As part of Hyper Island in Singapore we were working for Axiata, a telco client based in Malaysia but with businesses across South East Asia. The challenge was to engage up to 12,000 staff across six countries in a digital learning event, a Digital Jam, that would be support a bigger digital transformation process that is well underway across the group.
Jams are company wide online conversations around innovation and change and were popularised by IBM in ten years ago. Hyper Island had participated in a week long DBS Jam in 2016 and proposed the format to Axiata as a way to involve as many parts of the business as possible.
Our design for this event was divided into three parts: preparation, getting ready and the Jam Day itself. Preparation involved identifying champions in each of the participating companies, designing a series of activities in which participants could engage, planning and executing a company wide communication plan and selecting a platform to support the Jam.
Getting 12,000 people to participate simultaneously on a single day was always going to be hard and so we planned a digital on-ramp to the Jam Day itself by designing a 10 day “Get Ready” process. This consisted of a series of digital learning activities that mirrored what we planned for the day itself. Almost all of the activities followed Hyper Island’s “learning by doing/making” philosophy including exploring VR, building a website, prototyping a mobile app and exploring data visualisations.

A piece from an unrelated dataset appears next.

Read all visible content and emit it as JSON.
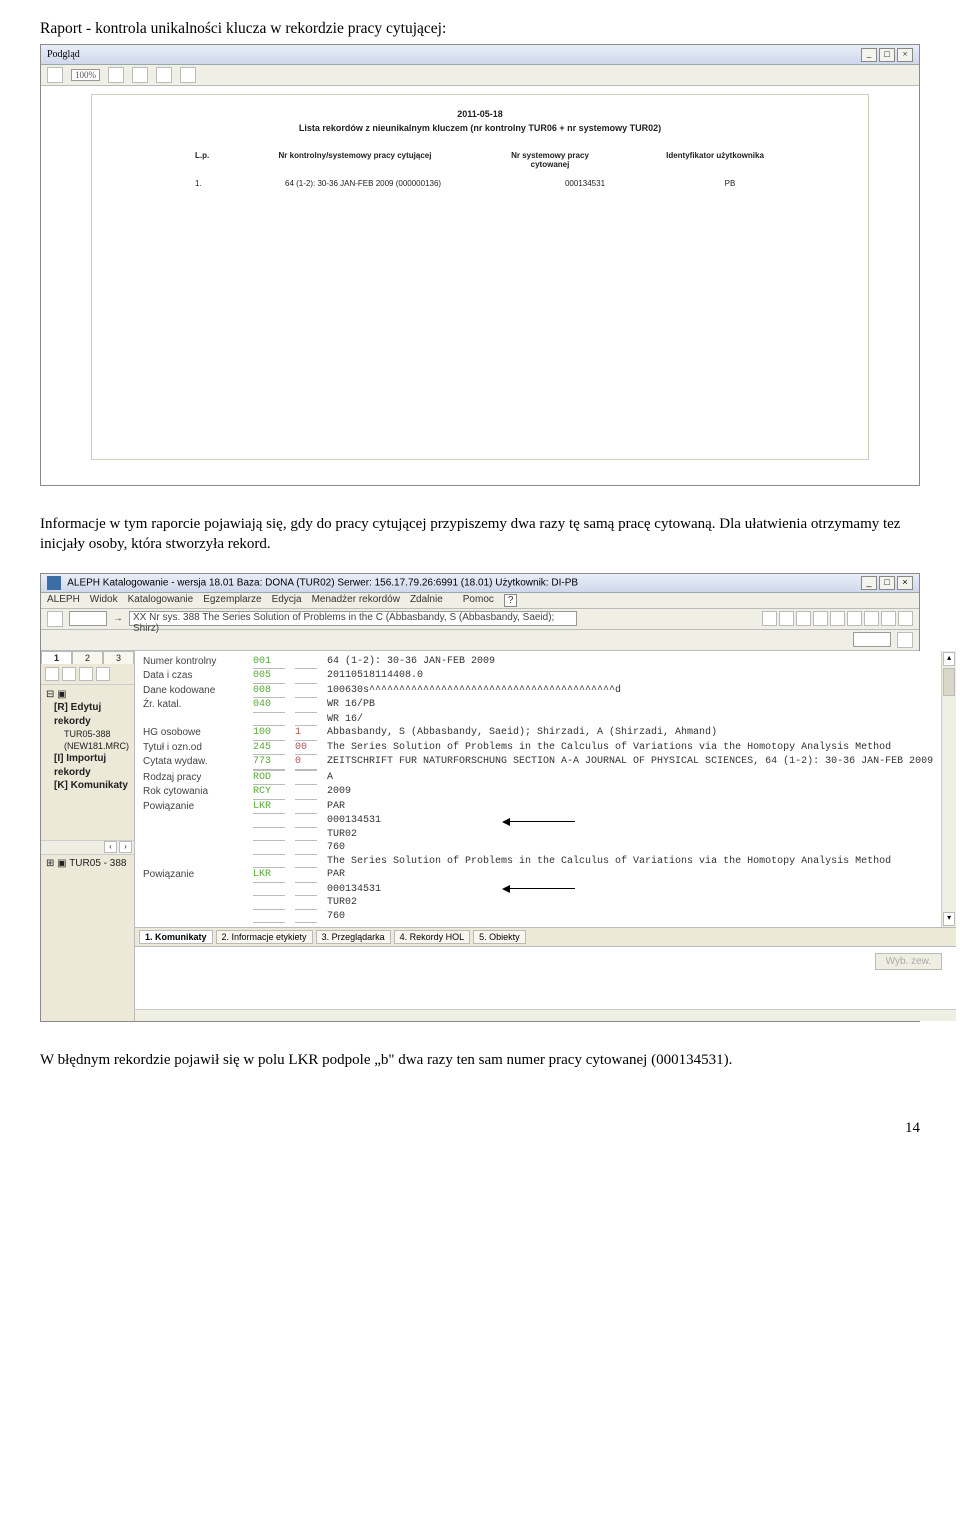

Digital Jam Day, the 23rd of November, was designed as a festival of digital with each operating company offering their own off-line activities and meet-ups while we planned a central “Mission”; work in teams to design and prototype the near future for the business. Once again the focus was on making and prototyping rather than the typical quiz or watching video formats favoured by many large company training programmes.
At the heart of our Jam Day we, together with Nick Oates from Other Media, designed and developed a chatbot avatar called DJ who distributed activities, supported groups and maintained scores. Our activities were gamified to encourage participation.DJ, Our chat bot was built in node.js to run inside Facebook’s Workplace community and used the wit.ai machine learning engine to detect the intent inside questions raised and to get better at supporting participants over the 10 days of the Jam. He was also starred in 3D in our printed and online awareness campaign.
There are so many learnings from this event that they deserve additional blog posts but the biggest is the power to use bot technology to support learning. Our participants really enjoyed interacting with DJ and it was often hard, although fun, to keep up with the range of questions they expected him to be able to answer.
DJ sent out over 1 million messages over the course of our event with over 1000 teams formed and, 8700 staff members involved and over 600 final submissions.
We’re certainly looking out for more opportunities to do this again building on the power of the chat format to enhance learning.